The 12th Sunday in Ordinary Time – 20th June 2021
Lectionary Readings: Job 38:1, 8-11; Ps 107:23-26, 28-31; 2 Cor 5:14-17; Mark 4:35-41
Theme: Life’s storms
Today’s Gospel speaks of a very well-known event in the life of Jesus and his disciples – the stilling of the storm on the Sea of Galilee. The emphasis of the exegesis of this story is usually on the end when all is well again, the storm calmed by Jesus and his disciples wondering in awe who he is, whom even the wind and the waves obey? (4: 41). And we as onlookers, familiar with the text are usually not very moved since we knew all along Jesus was there, along with his disciples in the boat, so of course, nothing bad could happen?
Let us take a step back and take a closer look at the story. Jesus is crossing the Sea of Galilee “to the other side” – leaving, with his disciples, the well-known territory of the mainly Jewish populated section of the Galilee for the area predominantly populated by Gentiles (cf. The Jewish Annotated New Testament, p.68-69). Thus, Jesus and his disciples are traveling to a new and unknown area both in the literal and figurative sense. The opening of Jesus’ mission is just about to unfold: he is not only sent to minister to the house of Israel but also to the Gentiles, the non-Jews on the other side of the lake. Jesus embodies the Jewish calling to bring the Torah, in its living form to the Nations.

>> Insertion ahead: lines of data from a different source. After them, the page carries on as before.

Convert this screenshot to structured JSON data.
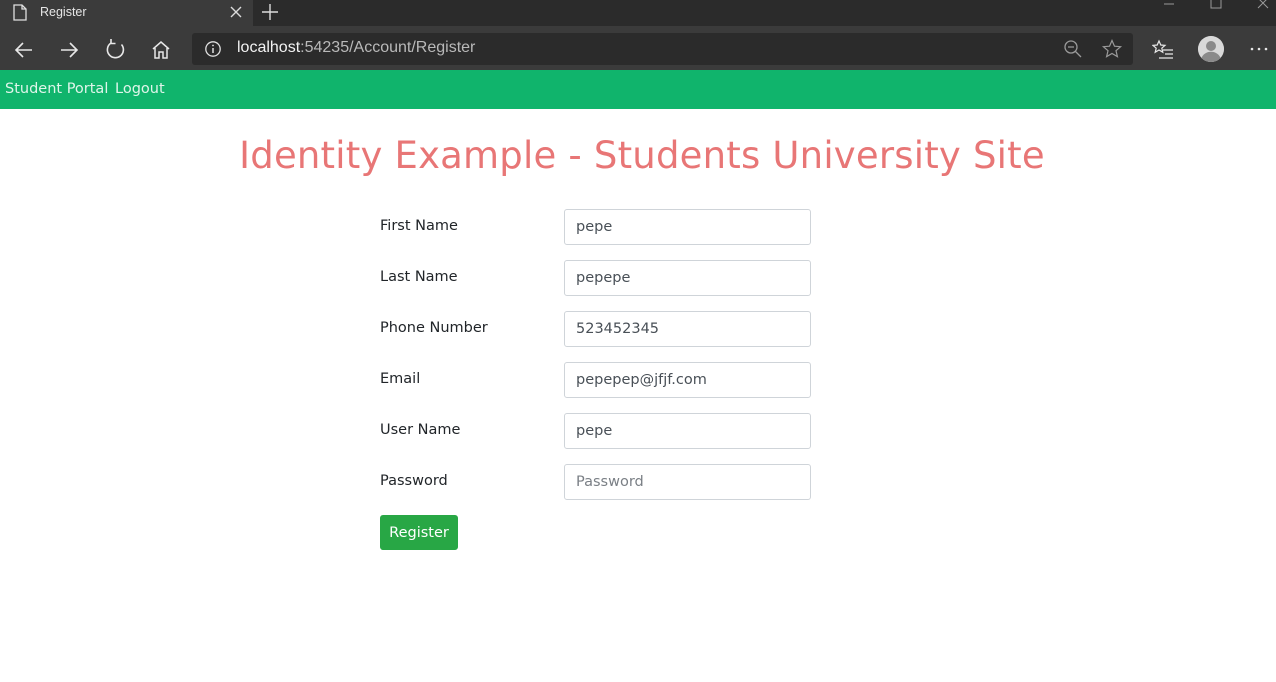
{
  "browser": {
    "tab_title": "Register",
    "url_host": "localhost",
    "url_rest": ":54235/Account/Register",
    "icons": [
      "page-icon",
      "close-icon",
      "plus-icon",
      "back-arrow-icon",
      "forward-arrow-icon",
      "refresh-icon",
      "home-icon",
      "info-icon",
      "zoom-out-icon",
      "star-icon",
      "favorites-icon",
      "avatar-icon",
      "more-icon"
    ]
  },
  "appnav": {
    "brand": "Student Portal",
    "logout": "Logout",
    "color": "#10b46c"
  },
  "main": {
    "title": "Identity Example - Students University Site",
    "title_color": "#e87676",
    "form": {
      "first_name": {
        "label": "First Name",
        "value": "pepe"
      },
      "last_name": {
        "label": "Last Name",
        "value": "pepepe"
      },
      "phone": {
        "label": "Phone Number",
        "value": "523452345"
      },
      "email": {
        "label": "Email",
        "value": "pepepep@jfjf.com"
      },
      "user_name": {
        "label": "User Name",
        "value": "pepe"
      },
      "password": {
        "label": "Password",
        "value": "",
        "placeholder": "Password"
      }
    },
    "submit_label": "Register",
    "submit_color": "#28a745"
  }
}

The disciples, experienced fishermen and acquainted with the lake, are awake during the journey. But despite their experience, they are at a complete loss when the storm begins to rage. Jesus on the other hand is fast asleep and seems very comfortable. Mark tells us even the minute detail that he has a “cushion” (4:38). Jesus is asleep just like Jonah in the fish (also sent to preach to the Gentiles). But unlike Jonah, Jesus has authority over the storm (cf. The Jewish Annotated New Testament, p. 68).

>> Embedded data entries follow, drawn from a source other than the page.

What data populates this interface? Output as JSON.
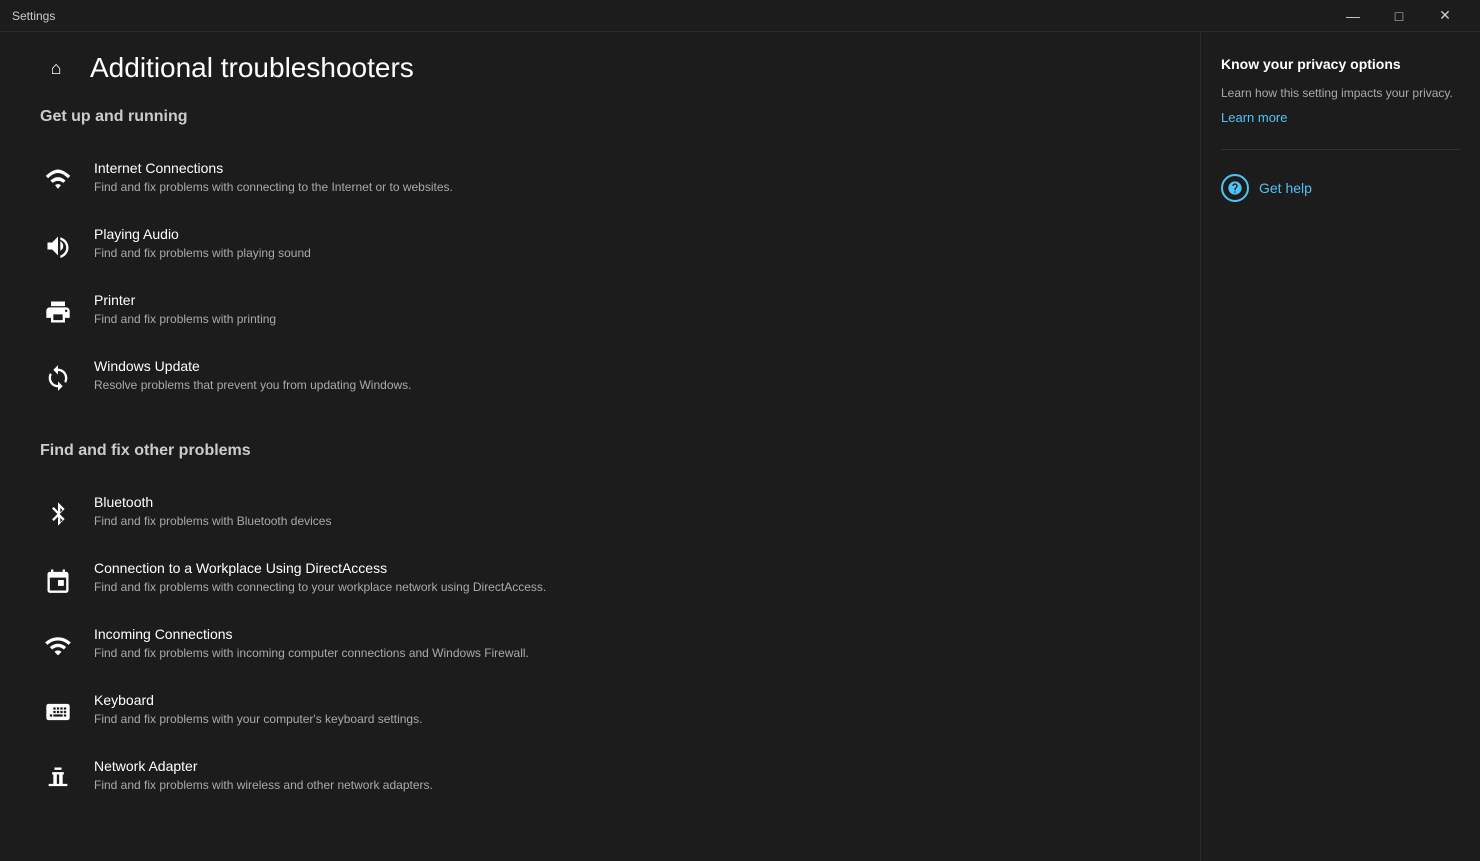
{
  "window": {
    "title": "Settings",
    "controls": {
      "minimize": "—",
      "maximize": "□",
      "close": "✕"
    }
  },
  "header": {
    "page_title": "Additional troubleshooters"
  },
  "sections": [
    {
      "id": "get-up-running",
      "title": "Get up and running",
      "items": [
        {
          "name": "Internet Connections",
          "desc": "Find and fix problems with connecting to the Internet or to websites.",
          "icon": "wifi"
        },
        {
          "name": "Playing Audio",
          "desc": "Find and fix problems with playing sound",
          "icon": "audio"
        },
        {
          "name": "Printer",
          "desc": "Find and fix problems with printing",
          "icon": "printer"
        },
        {
          "name": "Windows Update",
          "desc": "Resolve problems that prevent you from updating Windows.",
          "icon": "update"
        }
      ]
    },
    {
      "id": "find-fix-other",
      "title": "Find and fix other problems",
      "items": [
        {
          "name": "Bluetooth",
          "desc": "Find and fix problems with Bluetooth devices",
          "icon": "bluetooth"
        },
        {
          "name": "Connection to a Workplace Using DirectAccess",
          "desc": "Find and fix problems with connecting to your workplace network using DirectAccess.",
          "icon": "workplace"
        },
        {
          "name": "Incoming Connections",
          "desc": "Find and fix problems with incoming computer connections and Windows Firewall.",
          "icon": "incoming"
        },
        {
          "name": "Keyboard",
          "desc": "Find and fix problems with your computer's keyboard settings.",
          "icon": "keyboard"
        },
        {
          "name": "Network Adapter",
          "desc": "Find and fix problems with wireless and other network adapters.",
          "icon": "network"
        }
      ]
    }
  ],
  "sidebar": {
    "privacy_title": "Know your privacy options",
    "privacy_desc": "Learn how this setting impacts your privacy.",
    "learn_more_label": "Learn more",
    "get_help_label": "Get help"
  }
}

On a figurative level, isn’t this a situation, we all know too well? We find ourselves or people who are dear to us caught up in the storms of life, asking for help, asking “where is our God”? Where is Jesus in this raging madness around us? Why is he so “laid back”? Why does he have to be woken up, can’t he see for himself that his people perish, doesn’t he care? Many authors of Biblical texts have asked this question and it is not by coincidence that today’s lectionary also proposes a reading from the book of Job. It is the passage where God finally answers Job out of a storm. But the “answer” is rather a statement. There is no explanation whatsoever as to why Job had to live through all his fear, agony, pain, and loss. God simply points out that he is the Creator of everything and in control; and as for “understanding” God’s ways, we only get a glimpse, if at all. Walking with God never means to be kept from stormy weather in a life without distress. And it certainly does not mean that believers have all the answers to life’s questions. However, Job and today’s Gospel reading can be an encouragement: never stop “bothering” God, even when life does not make any sense. Trust in him – even against all odds – believing that in the end (whenever that may be) all will be well.
For Reflection and Discussion: 1. Where have I been too quick to want to know all the “answers”? 2. Take time today contemplating the beauty of God’s magnificent nature, connecting anew with the Creator.
Bibliography: Levine, A-J.and Brettler, M.Z., The Jewish Annotated New Testament, Second Edition, Oxford University Press (Oxford/New York: 2017)
This week’s Sunday Liturgy Commentary was prepared by
Barbara Kauffmann, Germany, Bat Kol Alumna 2010, 2011, 2012